The woman who pleaded guilty in relation to the fire which destroyed the Senator Allen Bird Memorial Centre has received her sentence.

25-year-old Gina Beatty was given an 18 month jail sentence along with three years of probation. After being given credit for time spent on remand, Beatty has no more time left to serve in custody. She pleaded guilty to a charge of arson in relation to the fire. The sentence was handed down Wednesday afternoon in Prince Albert Provincial Court.

Originally when Beatty entered her guilty plea there were plans in place for her to be formally sentenced via a sentencing circle. With this being the plan, representatives from the Prince Albert Fire Department, Prince Albert Police Service (PAPS) and Elders from Peter Ballantyne Cree Nation (PBCN) were present in court. However, due to scheduling conflicts and other concerns the court decided to instead proceed with a formal sentencing hearing, while still hearing from the community members present in court.

Before hearing from the people in attendance the presiding judge had Beatty, who was in custody and dressed in a gray sweat shirt and sweatpants, removed from the prisoner’s box and seated beside her lawyer Gordon Kirkby, where she faced the gallery and all those in attendance.

The representatives from the fire department and police service both talked about how they are considered to be small when it comes to the number of people working at a single time and explained a large fire, like the one which destroyed the Senator Allen Bird Memorial Centre puts a real strain on their resources. Neither agency reported any injuries to their members, however the fire department said some of their equipment was damaged as they battled the fire.

(File Photo.)

Donna Morin, director of finance for PBCN, speaking on behalf of the First Nation, the victim of the arson, told the court about her experience the day of the fire. She explained how she saw the smoke and traveled towards the building and what went through her mind when she saw the fire.

“It was unbelievable,” she said.

While Morin was speaking, Beatty became emotional and was wiping away tears. Morin spoke about how the First Nation is working to rebuild the facility and spoke about how people make mistakes. She added Beatty’s mother works with PBCN and that she knows the family.

“She (Gina) comes from a wonderful family,” said Morin.

The last person the court heard from was PBCN Elder Margaret Michel. While addressing the court and Beatty, Michel spoke about how everyone was devastated by the loss of the building to the fire. Michel as well spoke about the need for Beatty to receive help for her problems while getting support from her entire family.

“She needs rehabilitation, not just short term,” she said.

The Elder as well spoke about her personal experience, specifically about how her grandson got in trouble and was helped in turning himself around in part by writing a letter of apology to those who he had wronged. Overall Michel said she believes Beatty can turn her life around.
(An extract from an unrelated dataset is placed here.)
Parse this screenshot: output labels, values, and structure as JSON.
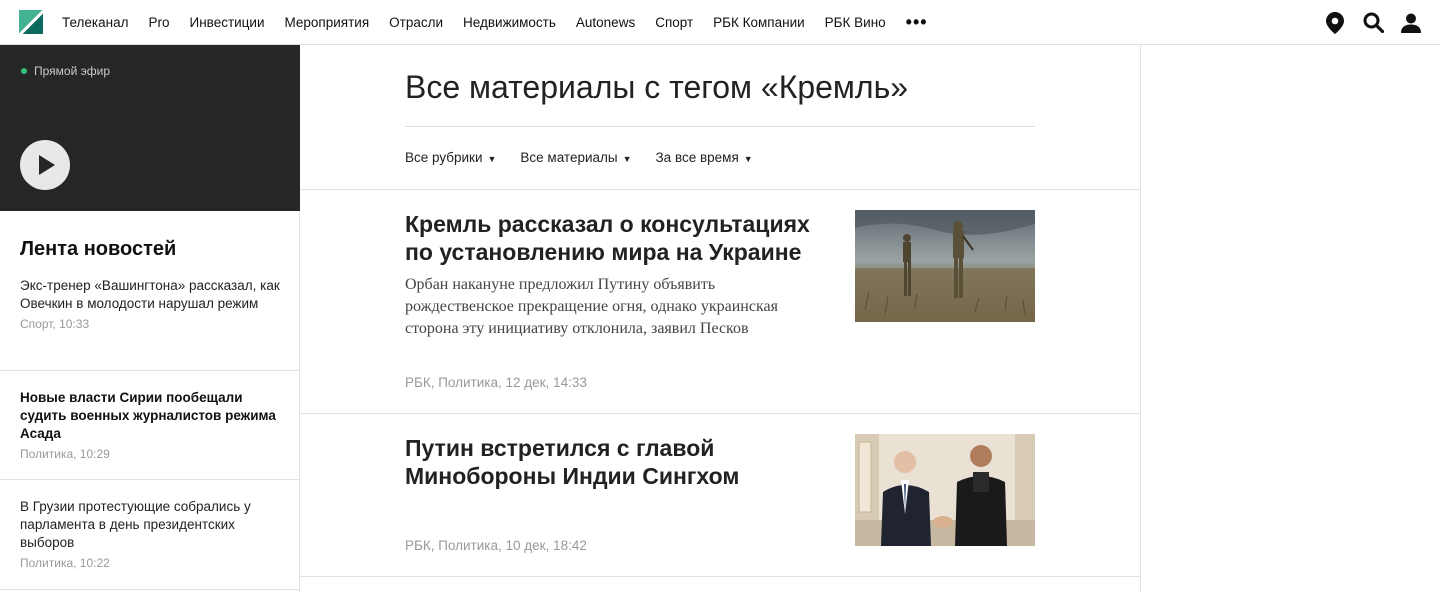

“I believe she could do good for herself,” she said.

After hearing from those who had showed up to speak the court allowed Beatty the chance to address those in attendance. She rose and turned to the gallery and through tears apologized and said she understood her actions impacted many people.

“I acknowledge that my actions caused a lot of devastation to a lot of people,” she said.

In handing down the sentence Judge H.M. Harradence said many people including himself were impacted by the loss of the building. He added from his home near the site he saw what happened along with many other people in the city.

“I saw it when it happened to,” he said.

The judge said he found the sentence put forward by Beatty’s lawyer and the Crown to be appropriate. Harradence did however impose a longer probation sentence then had been originally suggested. The court was told upon her release Beatty plans to travel to Brandon Man. to attend an intensive rehabilitation program. Before she enters that program she will be living with her mother where she will have to follow a curfew and meet with a probation officer while not possessing or consuming drugs or alcohol and attending addictions counselling. Beatty is also not allowed to have in her possession anything which could be used to start a fire and must write a letter of apology to the chief and council of PBCN.

Judge Harradence told Beatty she has an addiction to crystal meth, but has the chance to turn her life around and possibly be an inspiration for others in doing so.

“You can be a role model,” he said.

(Top Photo. Prince Albert Provincial Court.)